Another technique suggested by Glover is “answering with a question.”
“I love you, Jack.”
Here, the onus is placed back on the initial speaker, and, as seen in this example, the questions aren’t always used to show confusion in a character. This second speaker, Jack, seems to know exactly what he’s doing, forcing the initial speaker to confirm her love for him. This idea ─ that questions don’t necessarily need to indicate confusion ─ is used to great effect in “Car Crash While Hitchhiking.” However, instead of having the narrator answer with a question, he’s the one asking the initial questions. “What happened?”&³1;⁹ he asks just after the wreck, even though he knew it was going to happen. Here, the questions are being used to indicate the narrator’s focus has shifted to denying this knowledge he possesses.
The relationship between subtext and dialogue is a symbiotic one. Subtext emerges as a result of conflict between the inner self (desire) and the outer self (dialogue). Without one, there cannot be the other. In terms of a story, this conflict is usually seen as tension between the dialogue and the prose, where the reader is privy to both but the other characters in the story are only aware of the dialogue. This disparity needs to be exploited for subtext to emerge. Consider the word “subtext” — under the text. What’s so daunting about subtext is that you can’t spell it out in the story, but if you provide the right tools, the reader will be well-equipped to dig a little deeper.
&³1;John Yorke, Into the Woods: A Five-Act Journey into Story, (New York: The Overlook Press, 2014), 151
&³3;Denis Johnson, “Car Crash While Hitchhiking,” The Scribner Anthology of Contemporary Short Fiction (New York: Touchstone, 2007), 288
&³1;&³2;Techniques for improving dialogue will be discussed later, but it’s worth noting here why this interaction is especially unique. Oftentimes, a new character will be introduced who doesn’t know what’s going on, and things will be explained to this new character (and, by extension, the reader). It’s a way to use dialogue for expository purposes. However, despite the introduction of a new character (the semi-truck driver), the narrator refuses to explain anything to him, and rather than just subverting the trope for the sake of subverting it, Denis Johnson does so with a purpose. Because the narrator’s main desire is to avoid knowledge, it follows logically that he would refuse to explain what’s going on.
&³1;⁵Douglas Glover, “Short Story Structure: Notes and an Exercise,” Attack of the Copula Spiders: Essays on Writing, (Windsor, Canada, Biblioasis, 2012), 39

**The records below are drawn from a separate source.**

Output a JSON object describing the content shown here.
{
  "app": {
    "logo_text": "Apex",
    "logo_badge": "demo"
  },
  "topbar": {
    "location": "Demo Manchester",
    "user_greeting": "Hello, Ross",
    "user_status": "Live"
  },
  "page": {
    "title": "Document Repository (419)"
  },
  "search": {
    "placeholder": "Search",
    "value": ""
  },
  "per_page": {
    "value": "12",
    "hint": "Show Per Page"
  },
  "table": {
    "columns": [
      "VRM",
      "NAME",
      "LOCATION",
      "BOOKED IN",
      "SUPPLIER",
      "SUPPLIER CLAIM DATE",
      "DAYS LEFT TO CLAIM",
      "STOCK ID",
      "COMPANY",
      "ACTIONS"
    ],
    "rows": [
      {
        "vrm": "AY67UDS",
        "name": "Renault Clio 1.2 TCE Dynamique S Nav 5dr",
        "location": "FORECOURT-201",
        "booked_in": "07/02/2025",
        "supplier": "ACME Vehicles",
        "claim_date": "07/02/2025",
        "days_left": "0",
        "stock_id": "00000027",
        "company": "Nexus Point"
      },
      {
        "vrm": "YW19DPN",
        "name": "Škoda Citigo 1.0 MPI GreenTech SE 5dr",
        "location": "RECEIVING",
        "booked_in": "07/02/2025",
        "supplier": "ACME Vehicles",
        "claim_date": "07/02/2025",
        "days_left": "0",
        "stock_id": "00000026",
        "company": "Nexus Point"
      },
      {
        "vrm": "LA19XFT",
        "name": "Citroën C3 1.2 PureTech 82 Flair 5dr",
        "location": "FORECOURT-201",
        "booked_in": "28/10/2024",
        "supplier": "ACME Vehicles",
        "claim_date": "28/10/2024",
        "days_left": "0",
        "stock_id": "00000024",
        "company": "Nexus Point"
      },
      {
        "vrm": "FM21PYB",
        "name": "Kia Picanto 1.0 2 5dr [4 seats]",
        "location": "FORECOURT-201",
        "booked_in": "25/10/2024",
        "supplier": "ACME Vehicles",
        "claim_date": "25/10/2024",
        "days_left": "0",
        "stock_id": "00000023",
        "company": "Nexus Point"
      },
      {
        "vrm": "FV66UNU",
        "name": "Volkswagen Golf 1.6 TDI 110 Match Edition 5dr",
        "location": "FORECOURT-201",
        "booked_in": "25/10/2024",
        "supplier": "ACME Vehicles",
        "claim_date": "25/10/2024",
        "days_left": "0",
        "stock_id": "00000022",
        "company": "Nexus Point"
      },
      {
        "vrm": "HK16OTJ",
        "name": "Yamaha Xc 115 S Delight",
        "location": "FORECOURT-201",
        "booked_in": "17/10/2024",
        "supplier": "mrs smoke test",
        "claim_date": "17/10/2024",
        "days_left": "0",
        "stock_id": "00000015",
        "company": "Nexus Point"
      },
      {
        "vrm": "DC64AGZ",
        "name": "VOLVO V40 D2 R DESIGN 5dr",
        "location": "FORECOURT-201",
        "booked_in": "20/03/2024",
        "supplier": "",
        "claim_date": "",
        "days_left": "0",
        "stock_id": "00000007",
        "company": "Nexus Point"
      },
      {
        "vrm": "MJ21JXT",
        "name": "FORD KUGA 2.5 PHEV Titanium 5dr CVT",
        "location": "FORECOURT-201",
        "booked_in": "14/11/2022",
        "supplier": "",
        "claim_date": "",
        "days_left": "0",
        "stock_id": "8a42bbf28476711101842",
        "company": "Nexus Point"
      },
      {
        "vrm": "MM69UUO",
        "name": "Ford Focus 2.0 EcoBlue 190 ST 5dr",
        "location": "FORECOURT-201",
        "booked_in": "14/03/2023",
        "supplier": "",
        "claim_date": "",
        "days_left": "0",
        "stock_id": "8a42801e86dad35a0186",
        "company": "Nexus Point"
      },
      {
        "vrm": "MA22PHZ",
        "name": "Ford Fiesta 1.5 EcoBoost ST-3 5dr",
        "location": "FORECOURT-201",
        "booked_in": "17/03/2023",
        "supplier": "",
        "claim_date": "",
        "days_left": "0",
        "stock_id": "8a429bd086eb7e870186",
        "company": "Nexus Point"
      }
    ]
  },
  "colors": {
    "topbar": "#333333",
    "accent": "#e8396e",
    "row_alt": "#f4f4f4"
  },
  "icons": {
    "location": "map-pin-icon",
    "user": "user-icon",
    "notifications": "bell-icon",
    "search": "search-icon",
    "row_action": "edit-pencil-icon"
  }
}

Owen is a writer and poet living in Philadelphia. His work has appeared in Philadelphia Stories and The Birds We Piled Loosely, and his theater and book reviews can be read at phindie.com. He is currently pursuing an MFA in Creative Writing at Rosemont College.